The bewilderment, the guilt—it’s written all over Gordie’s face; it underlies every move that he makes. Vern and Teddy may not notice, but Chris does. And we do. As the story plods lazily forward, the tension builds, and builds, and builds . . . until they finally find the dead boy’s body in the woods. And that’s when it all comes pouring out.
Gordie sinks down onto a nearby fallen tree—sobs shaking his skinny, 12-year-old body, tears trickling down his face. “It should’ve been me.” Talk about child actors all you want; Will Wheaton beats them all hollow with just this one scene. Meanwhile, Chris—sweet, gentle Chris, played to starry-eyed perfection by a very young River Phoenix—puts an arm around his shoulders and tries to comfort his friend. “Don’t say that, man.” Gordie can’t stop crying: “He hates me . . . my dad hates me.” Chris’ response is one of the finest lines of the entire movie:
“He doesn’t hate you, man. He just doesn’t know you.”
That’s when the bullies show up again.
They’ve been making a nuisance of themselves throughout the whole journey; but it’s worse this time. They want the reward money, you see. When they find our four boys in the woods, with the body, they assume it’ll be a walk in the park to scare off the competition—and they get angry when they find out it’s not.
Ace (the gang leader) pulls out a switchblade and points it at the kids. Vern runs off. Teddy sasses Ace, then follows Vern. Chris holds his ground, tells the bully in specific and colorful terms where exactly he can go and what he can do . . . and just as Ace jumps on him with the switchblade, a gun goes off.
It’s Gordie. He’s standing there, on his own two feet, pointing a .45 straight at Ace Merrill’s heart, and the muzzle barely wavers a single hair—because this kid has guts of steel and if you think you know his limits, you’re wrong.
“You’re not taking him, Ace. Nobody’s taking him.”
Do you see why the boy is my hero?
He’s someone who can go from sobbing his eyes out over his father’s rejection, one moment, and then standing up like a girder of iron for someone who can’t protect himself the next. Maybe the world hates him, and maybe the world just doesn’t know him. Maybe the world thinks he’s a sissy. But that won’t stop him from doing what’s right when the time comes. Those tears come from his heart; and that courage comes from his heart, too.

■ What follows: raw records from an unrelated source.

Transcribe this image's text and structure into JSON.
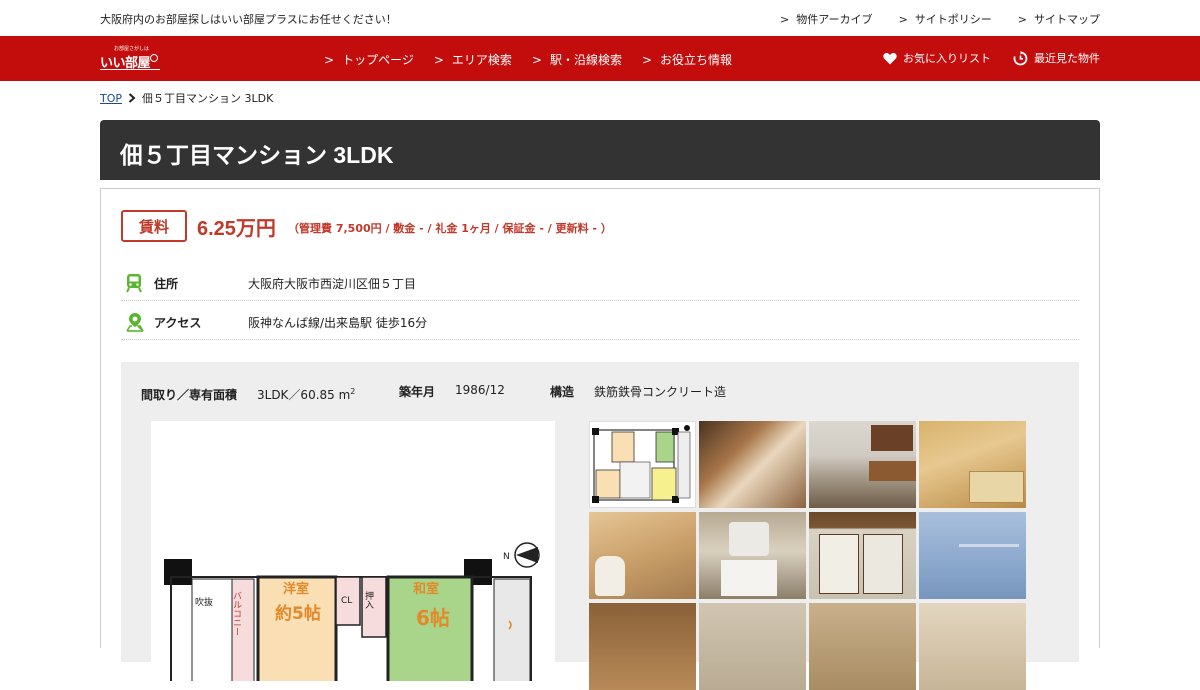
{
  "topbar": {
    "tagline": "大阪府内のお部屋探しはいい部屋プラスにお任せください！",
    "links": [
      "物件アーカイブ",
      "サイトポリシー",
      "サイトマップ"
    ],
    "chevron": ">"
  },
  "logo": {
    "small_text": "お部屋さがしは",
    "main_text": "いい部屋",
    "sub_text": "プラス"
  },
  "nav": {
    "chevron": ">",
    "items": [
      "トップページ",
      "エリア検索",
      "駅・沿線検索",
      "お役立ち情報"
    ],
    "favorites": "お気に入りリスト",
    "recent": "最近見た物件"
  },
  "breadcrumb": {
    "home": "TOP",
    "current": "佃５丁目マンション 3LDK"
  },
  "property": {
    "title": "佃５丁目マンション  3LDK",
    "rent_label": "賃料",
    "rent_price": "6.25万円",
    "rent_detail": "（管理費 7,500円 / 敷金 - / 礼金 1ヶ月 / 保証金 - / 更新料 - ）",
    "address_label": "住所",
    "address_value": "大阪府大阪市西淀川区佃５丁目",
    "access_label": "アクセス",
    "access_value": "阪神なんば線/出来島駅 徒歩16分",
    "layout_label": "間取り／専有面積",
    "layout_value": "3LDK／60.85 m",
    "layout_sup": "2",
    "built_label": "築年月",
    "built_value": "1986/12",
    "structure_label": "構造",
    "structure_value": "鉄筋鉄骨コンクリート造"
  },
  "floorplan": {
    "rooms": {
      "western": "洋室",
      "western_size": "約5帖",
      "japanese": "和室",
      "japanese_size": "6帖",
      "balcony": "バルコニー",
      "fukinuke": "吹抜",
      "cl": "CL",
      "oshiire": "押入"
    }
  },
  "colors": {
    "brand_red": "#c30d0d",
    "price_red": "#c0392b",
    "title_bg": "#333333",
    "icon_green": "#5cb531"
  }
}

He’s Gordie LaChance. He’s my inspiration.
How about you?